Imperial alumnus Patrick GlaunerPatrick Glauner graduated from Imperial with an MSc in Computing (Machine Learning) in 2015. At the age of 30, he was appointed full professor of artificial intelligence at Deggendorf Institute of Technology in Bavaria, Germany, specialising in machine learning, computer vision and innovation management. During his time at Imperial, he was a course representative for his master's programme and a President's Ambassador. 

We spoke to him about his studies at Imperial and his career. 

Who did you find inspiring at Imperial and why?

I found Professor Murray Shanahan's class on Computational Neurodynamics most rewarding. Murray provided us with a fantastic framework that enabled us to (somewhat) understand how the human brain works. We also learned how to simulate interactions between groups of neurons in a computer. I strongly believe that his approach will prove to be crucial to the future of the field of artificial intelligence.

What is your favourite place at Imperial and why?

ħ-bar, I really miss their drinks and tapas! I often had dinner there with my classmates during our night shifts doing coursework assignments.

Tell us a bit about the work you're doing now.

At age 30, I recently became Full Professor of Artificial Intelligence at Deggendorf Institute of Technology in Bavaria, Germany. Our Department of Applied Computer Science has recently started to offer a bachelor's programme in artificial intelligence. In my classes, I teach our students how to apply artificial intelligence models to solving real-world problems in industry.

How has what you learnt at Imperial helped you in your career so far?

The master's programme at Imperial provided me with a very solid foundation, both in breadth and in depth, in artificial intelligence. That foundation proved to be very helpful for my PhD research. I also built a great network at Imperial and made many new friends here.

What have been your career highlights and lowlights?

I got hired by the European Organization for Nuclear Research (CERN) when I was completing my bachelor's degree. After two years at CERN, I wanted to learn more about artificial intelligence and attended Imperial in order to do my master's degree. Next, I did a PhD in artificial intelligence at the University of Luxembourg.

Towards the end of my PhD, I joined Krones Group, a major mechanical engineering corporation in Germany. I led a competence centre that was in charge of the corporate AI strategy and its implementation.

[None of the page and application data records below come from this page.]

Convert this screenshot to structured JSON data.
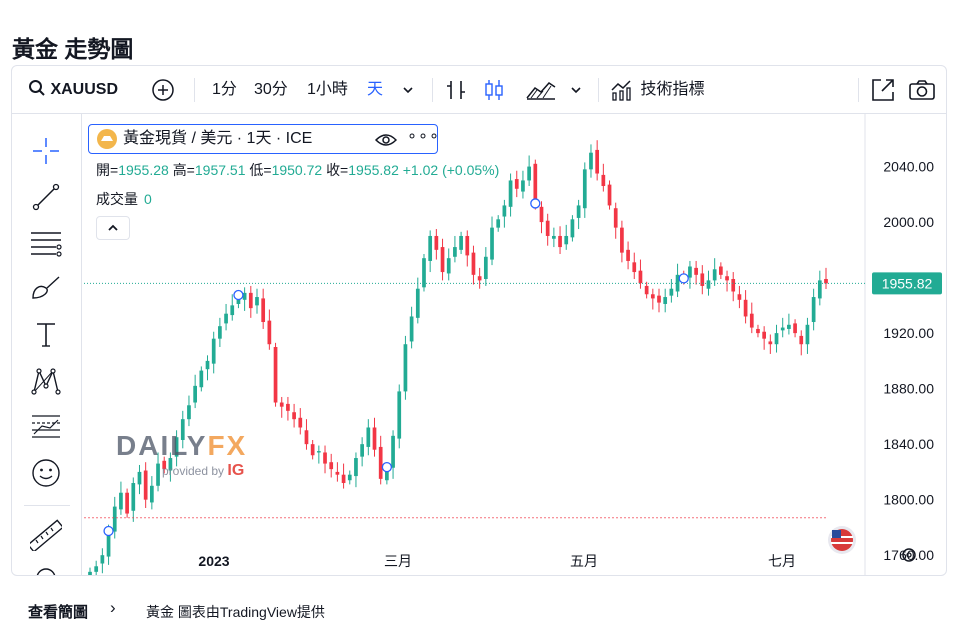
{
  "page_title": "黃金 走勢圖",
  "toolbar": {
    "symbol": "XAUUSD",
    "intervals": [
      "1分",
      "30分",
      "1小時",
      "天"
    ],
    "indicators_label": "技術指標"
  },
  "legend": {
    "title": "黃金現貨 / 美元 · 1天 · ICE",
    "dots": "∘∘∘",
    "open_label": "開=",
    "open": "1955.28",
    "high_label": "高=",
    "high": "1957.51",
    "low_label": "低=",
    "low": "1950.72",
    "close_label": "收=",
    "close": "1955.82",
    "change": "+1.02",
    "change_pct": "(+0.05%)",
    "volume_label": "成交量",
    "volume": "0"
  },
  "watermark": {
    "brand_a": "DAILY",
    "brand_b": "FX",
    "provided_by": "provided by",
    "ig": "IG"
  },
  "footer": {
    "link": "查看簡圖",
    "chevron": "›",
    "note": "黃金 圖表由TradingView提供"
  },
  "colors": {
    "up": "#22ab94",
    "down": "#f23645",
    "accent": "#2962ff",
    "last_price_bg": "#22ab94"
  },
  "chart_data": {
    "type": "candlestick",
    "title": "黃金現貨 / 美元 · 1天 · ICE",
    "y_ticks": [
      "1760.00",
      "1800.00",
      "1840.00",
      "1880.00",
      "1920.00",
      "1960.00",
      "2000.00",
      "2040.00"
    ],
    "y_range": [
      1745,
      2075
    ],
    "x_ticks": [
      "2023",
      "三月",
      "五月",
      "七月"
    ],
    "last_price": "1955.82",
    "last_price_value": 1955.82,
    "reference_level": 1787,
    "closes": [
      1748,
      1752,
      1760,
      1776,
      1795,
      1805,
      1790,
      1812,
      1820,
      1800,
      1810,
      1826,
      1822,
      1830,
      1845,
      1858,
      1868,
      1882,
      1893,
      1900,
      1916,
      1925,
      1934,
      1940,
      1946,
      1949,
      1938,
      1946,
      1928,
      1912,
      1870,
      1867,
      1864,
      1858,
      1852,
      1840,
      1832,
      1835,
      1826,
      1822,
      1818,
      1812,
      1818,
      1830,
      1840,
      1852,
      1836,
      1815,
      1822,
      1846,
      1878,
      1912,
      1932,
      1952,
      1974,
      1990,
      1980,
      1964,
      1974,
      1982,
      1990,
      1976,
      1962,
      1958,
      1975,
      1996,
      2002,
      2012,
      2030,
      2024,
      2030,
      2040,
      2012,
      2000,
      1990,
      1990,
      1982,
      1990,
      2002,
      2012,
      2038,
      2050,
      2035,
      2026,
      2012,
      1996,
      1978,
      1972,
      1964,
      1956,
      1948,
      1945,
      1942,
      1946,
      1952,
      1962,
      1958,
      1968,
      1962,
      1954,
      1958,
      1966,
      1962,
      1958,
      1950,
      1944,
      1932,
      1924,
      1920,
      1916,
      1912,
      1920,
      1924,
      1926,
      1920,
      1912,
      1926,
      1946,
      1958,
      1955.82
    ]
  }
}
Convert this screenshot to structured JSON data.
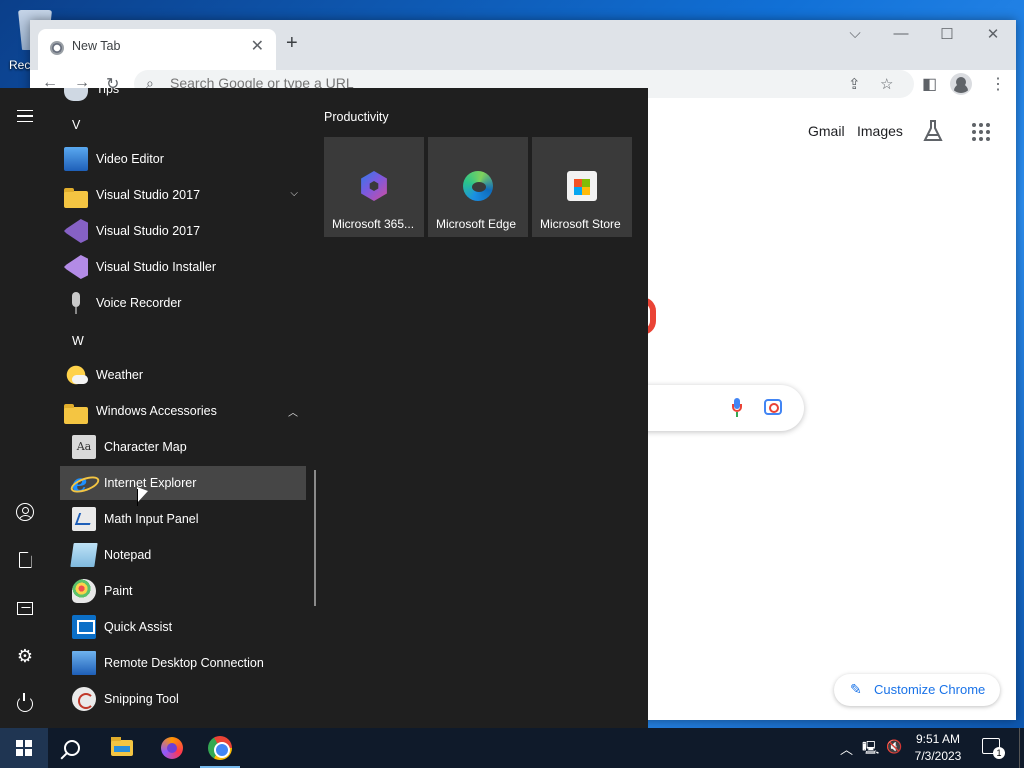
{
  "desktop": {
    "recycle_bin_label": "Rec"
  },
  "chrome": {
    "tab_title": "New Tab",
    "omnibox_placeholder": "Search Google or type a URL",
    "page": {
      "gmail": "Gmail",
      "images": "Images",
      "customize": "Customize Chrome"
    }
  },
  "start": {
    "partial_top_item": "Tips",
    "letters": {
      "v": "V",
      "w": "W"
    },
    "apps": {
      "video_editor": "Video Editor",
      "vs2017_folder": "Visual Studio 2017",
      "vs2017": "Visual Studio 2017",
      "vs_installer": "Visual Studio Installer",
      "voice_recorder": "Voice Recorder",
      "weather": "Weather",
      "win_accessories": "Windows Accessories",
      "character_map": "Character Map",
      "internet_explorer": "Internet Explorer",
      "math_input": "Math Input Panel",
      "notepad": "Notepad",
      "paint": "Paint",
      "quick_assist": "Quick Assist",
      "rdc": "Remote Desktop Connection",
      "snipping_tool": "Snipping Tool"
    },
    "tiles_group": "Productivity",
    "tiles": {
      "m365": "Microsoft 365...",
      "edge": "Microsoft Edge",
      "store": "Microsoft Store"
    }
  },
  "taskbar": {
    "time": "9:51 AM",
    "date": "7/3/2023",
    "notification_count": "1"
  }
}
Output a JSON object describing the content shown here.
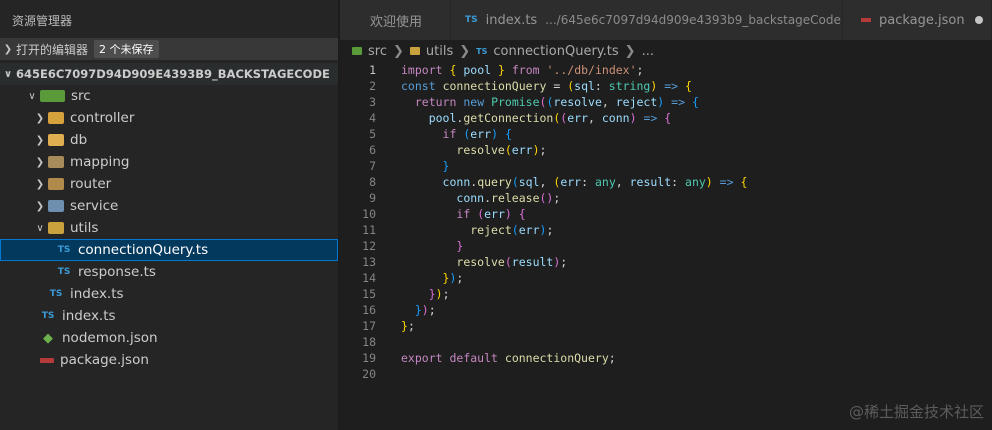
{
  "sidebar": {
    "title": "资源管理器",
    "open_editors": {
      "label": "打开的编辑器",
      "badge": "2 个未保存"
    },
    "root": {
      "label": "645E6C7097D94D909E4393B9_BACKSTAGECODE"
    },
    "tree": [
      {
        "label": "src"
      },
      {
        "label": "controller"
      },
      {
        "label": "db"
      },
      {
        "label": "mapping"
      },
      {
        "label": "router"
      },
      {
        "label": "service"
      },
      {
        "label": "utils"
      },
      {
        "label": "connectionQuery.ts"
      },
      {
        "label": "response.ts"
      },
      {
        "label": "index.ts"
      },
      {
        "label": "index.ts"
      },
      {
        "label": "nodemon.json"
      },
      {
        "label": "package.json"
      }
    ]
  },
  "tabs": [
    {
      "label": "欢迎使用"
    },
    {
      "label": "index.ts",
      "path": ".../645e6c7097d94d909e4393b9_backstageCode"
    },
    {
      "label": "package.json"
    }
  ],
  "breadcrumb": {
    "a": "src",
    "b": "utils",
    "c": "connectionQuery.ts",
    "d": "..."
  },
  "code": {
    "line_numbers": [
      "1",
      "2",
      "3",
      "4",
      "5",
      "6",
      "7",
      "8",
      "9",
      "10",
      "11",
      "12",
      "13",
      "14",
      "15",
      "16",
      "17",
      "18",
      "19",
      "20"
    ]
  },
  "watermark": "@稀土掘金技术社区"
}
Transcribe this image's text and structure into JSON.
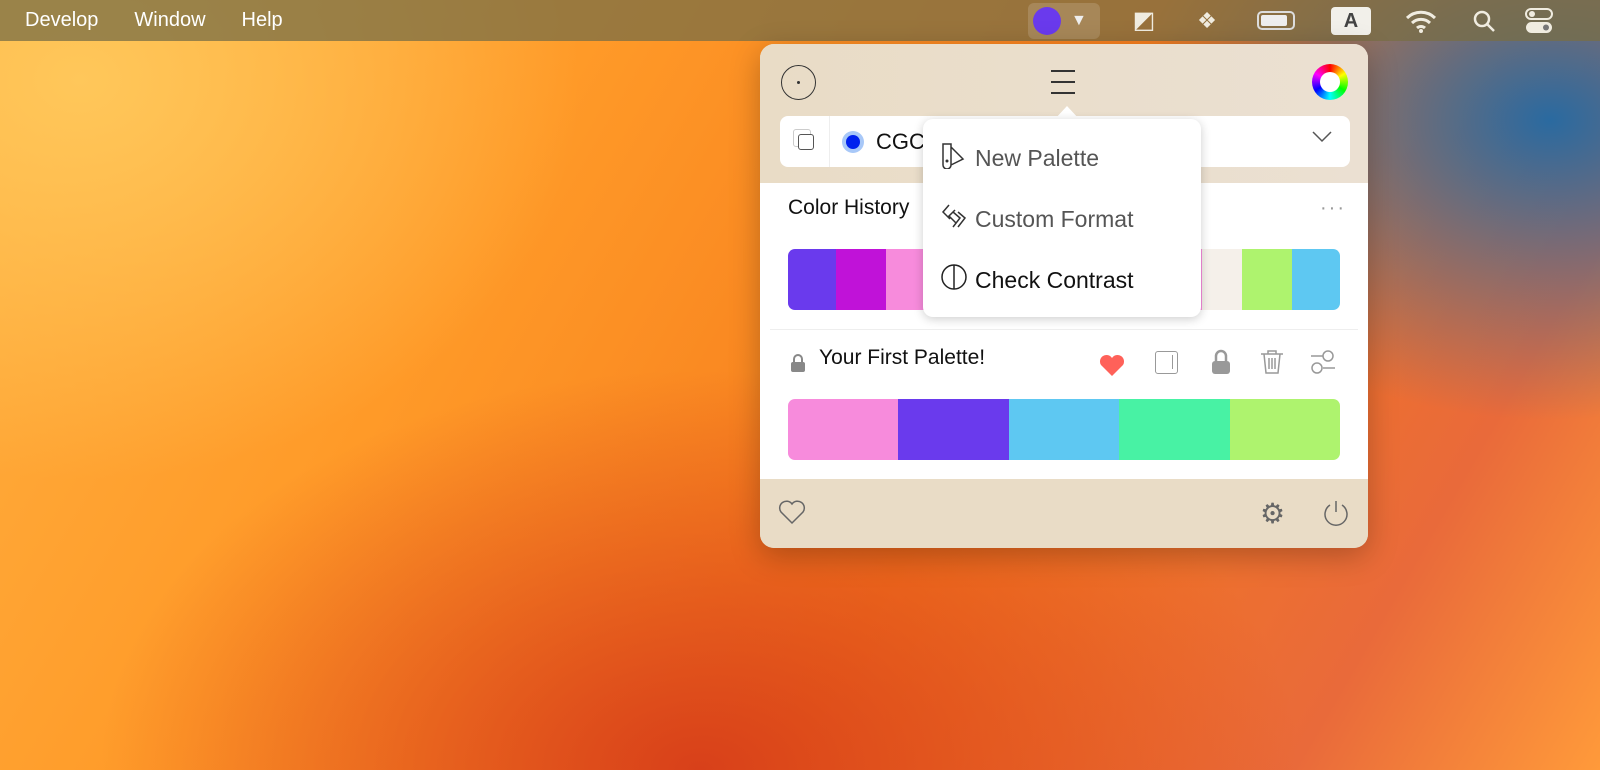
{
  "menubar": {
    "items": [
      "Develop",
      "Window",
      "Help"
    ],
    "input_badge": "A"
  },
  "panel": {
    "selector": {
      "format": "CGC"
    },
    "history": {
      "title": "Color History",
      "more": "···",
      "colors": [
        "#6a3aed",
        "#c012d8",
        "#f78bdc",
        "#f5f0ea",
        "#aef36e",
        "#5ec8f2"
      ]
    },
    "palette": {
      "title": "Your First Palette!",
      "colors": [
        "#f78bdc",
        "#6a3aed",
        "#5ec8f2",
        "#48f2a4",
        "#aef36e"
      ],
      "favorite_color": "#ff6159"
    }
  },
  "dropdown": {
    "items": [
      {
        "label": "New Palette",
        "icon": "palette-icon"
      },
      {
        "label": "Custom Format",
        "icon": "format-icon"
      },
      {
        "label": "Check Contrast",
        "icon": "contrast-icon"
      }
    ]
  }
}
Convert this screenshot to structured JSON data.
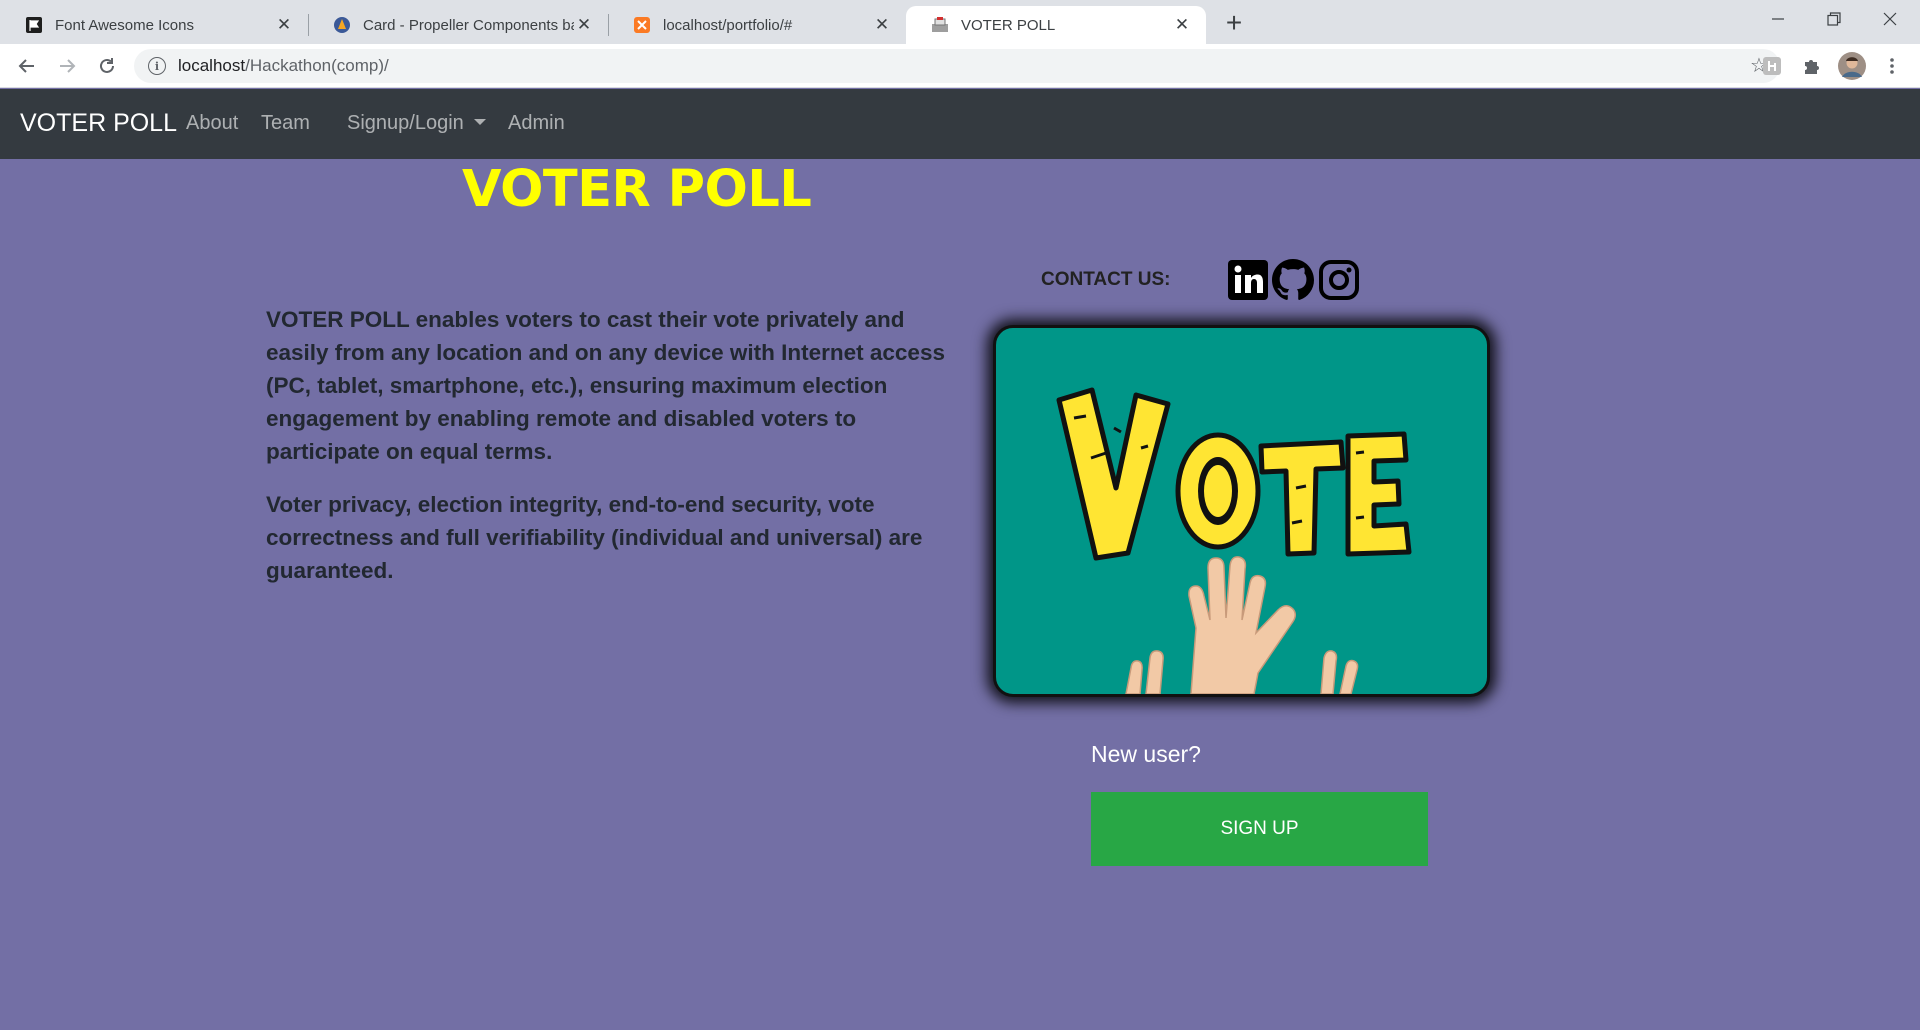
{
  "browser": {
    "tabs": [
      {
        "title": "Font Awesome Icons",
        "favicon": "flag-icon"
      },
      {
        "title": "Card - Propeller Components bas",
        "favicon": "propeller-icon"
      },
      {
        "title": "localhost/portfolio/#",
        "favicon": "xampp-icon"
      },
      {
        "title": "VOTER POLL",
        "favicon": "page-icon"
      }
    ],
    "url_host": "localhost",
    "url_path": "/Hackathon(comp)/"
  },
  "navbar": {
    "brand": "VOTER POLL",
    "links": [
      "About",
      "Team",
      "Signup/Login",
      "Admin"
    ]
  },
  "page": {
    "title": "VOTER POLL",
    "contact_label": "CONTACT US:",
    "social_icons": [
      "linkedin-icon",
      "github-icon",
      "instagram-icon"
    ],
    "paragraphs": [
      "VOTER POLL enables voters to cast their vote privately and easily from any location and on any device with Internet access (PC, tablet, smartphone, etc.), ensuring maximum election engagement by enabling remote and disabled voters to participate on equal terms.",
      "Voter privacy, election integrity, end-to-end security, vote correctness and full verifiability (individual and universal) are guaranteed."
    ],
    "image_text": "VOTE",
    "new_user_label": "New user?",
    "signup_button": "SIGN UP"
  },
  "colors": {
    "page_bg": "#736fa5",
    "navbar_bg": "#343a40",
    "title": "#ffff00",
    "card_bg": "#009688",
    "signup_bg": "#28a745"
  }
}
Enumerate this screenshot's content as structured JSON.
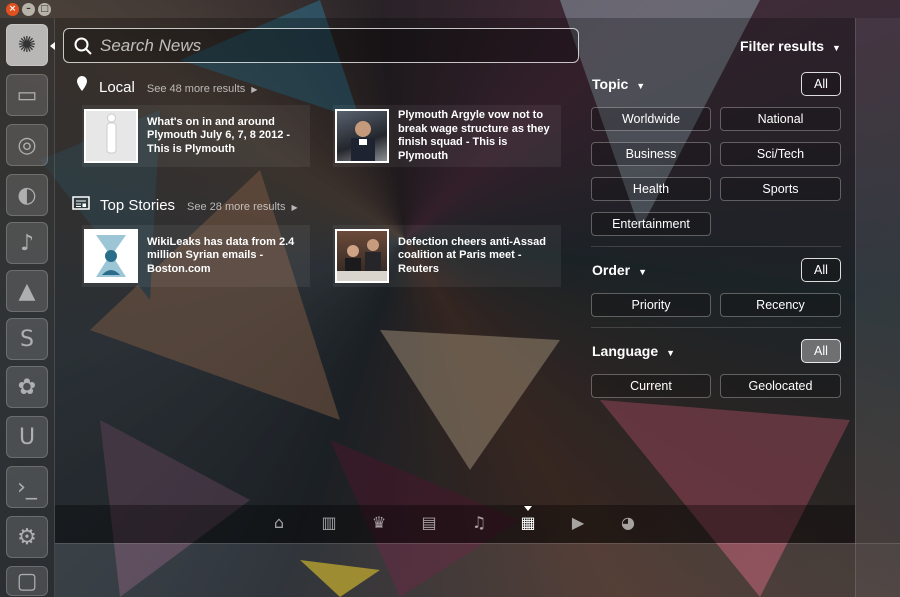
{
  "window_buttons": {
    "close": "×",
    "minimize": "–",
    "maximize": "□"
  },
  "search": {
    "placeholder": "Search News",
    "value": ""
  },
  "filter_header": {
    "label": "Filter results"
  },
  "sections": [
    {
      "title": "Local",
      "more": "See 48 more results",
      "results": [
        {
          "text": "What's on in and around Plymouth July 6, 7, 8 2012 - This is Plymouth",
          "thumb_icon": "info-icon"
        },
        {
          "text": "Plymouth Argyle vow not to break wage structure as they finish squad - This is Plymouth",
          "thumb_icon": "photo"
        }
      ]
    },
    {
      "title": "Top Stories",
      "more": "See 28 more results",
      "results": [
        {
          "text": "WikiLeaks has data from 2.4 million Syrian emails - Boston.com",
          "thumb_icon": "wikileaks-logo"
        },
        {
          "text": "Defection cheers anti-Assad coalition at Paris meet - Reuters",
          "thumb_icon": "photo"
        }
      ]
    }
  ],
  "filters": {
    "topic": {
      "title": "Topic",
      "all": "All",
      "options": [
        "Worldwide",
        "National",
        "Business",
        "Sci/Tech",
        "Health",
        "Sports",
        "Entertainment"
      ]
    },
    "order": {
      "title": "Order",
      "all": "All",
      "options": [
        "Priority",
        "Recency"
      ]
    },
    "language": {
      "title": "Language",
      "all": "All",
      "options": [
        "Current",
        "Geolocated"
      ]
    }
  },
  "lenses": [
    "home-icon",
    "applications-icon",
    "social-icon",
    "files-icon",
    "music-icon",
    "news-icon",
    "video-icon",
    "photo-icon"
  ],
  "launcher_icons": [
    "ubuntu-logo",
    "folder-icon",
    "chrome-icon",
    "firefox-icon",
    "music-icon",
    "drive-icon",
    "s-icon",
    "photo-icon",
    "u-icon",
    "terminal-icon",
    "settings-icon",
    "workspace-icon"
  ],
  "colors": {
    "accent": "#ffffff",
    "close": "#e0511f",
    "minimize": "#b8b3a8",
    "maximize": "#b8b3a8"
  }
}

In Germany, there are only a very limited number of positions between the levels of postdoc and full professor. However, there are opportunities for industry executives to become full professors directly. Looking back, I am glad I switched to a full-time managerial role in industry at the time I was finishing my PhD. That experience then helped to make a quick transition to a full professorship.

What does a typical day look like for you now?

I split time between university (teaching classes and doing research) and my own company, an artificial intelligence consulting company. I enjoy advising companies on how to solve real-world challenges using artificial intelligence. Consulting also allows me to work at the forefront of modern artificial intelligence. As the field of artificial intelligence is evolving very rapidly, this enables me to keep my classes at university cutting-edge.

What are your plans for the future?

I have just completed work on a book with Springer, Innovative Technologies for Market Leadership: Investing in the Future. My goal is to publish more books in the next couple of years because I want to disseminate my knowledge to many more practitioners, researchers and students.

What would be your advice for current students?

If you are planning to do a PhD, make sure to get some additional training in a more industry-related field. PhD-level research is usually extremely narrow. Therefore, you should be prepared to build a career in industry in case you are unable or unwilling to stay in academia upon graduation. There are plenty of opportunities, be it undergoing patent attorney training, doing an LLM or doing an MBA, just to name a few opportunities. For example, I did an MBA alongside my PhD, which proved to be very helpful for becoming an executive in industry upon graduation.

What makes you proud to be an Imperial alumnus?

I met my wife at Imperial. We got married two years after graduation.

What one word or phrase would you use to describe Imperial alumni?

We never ever give up.

Do you have a favourite quote or saying?

Think big, dream bigger!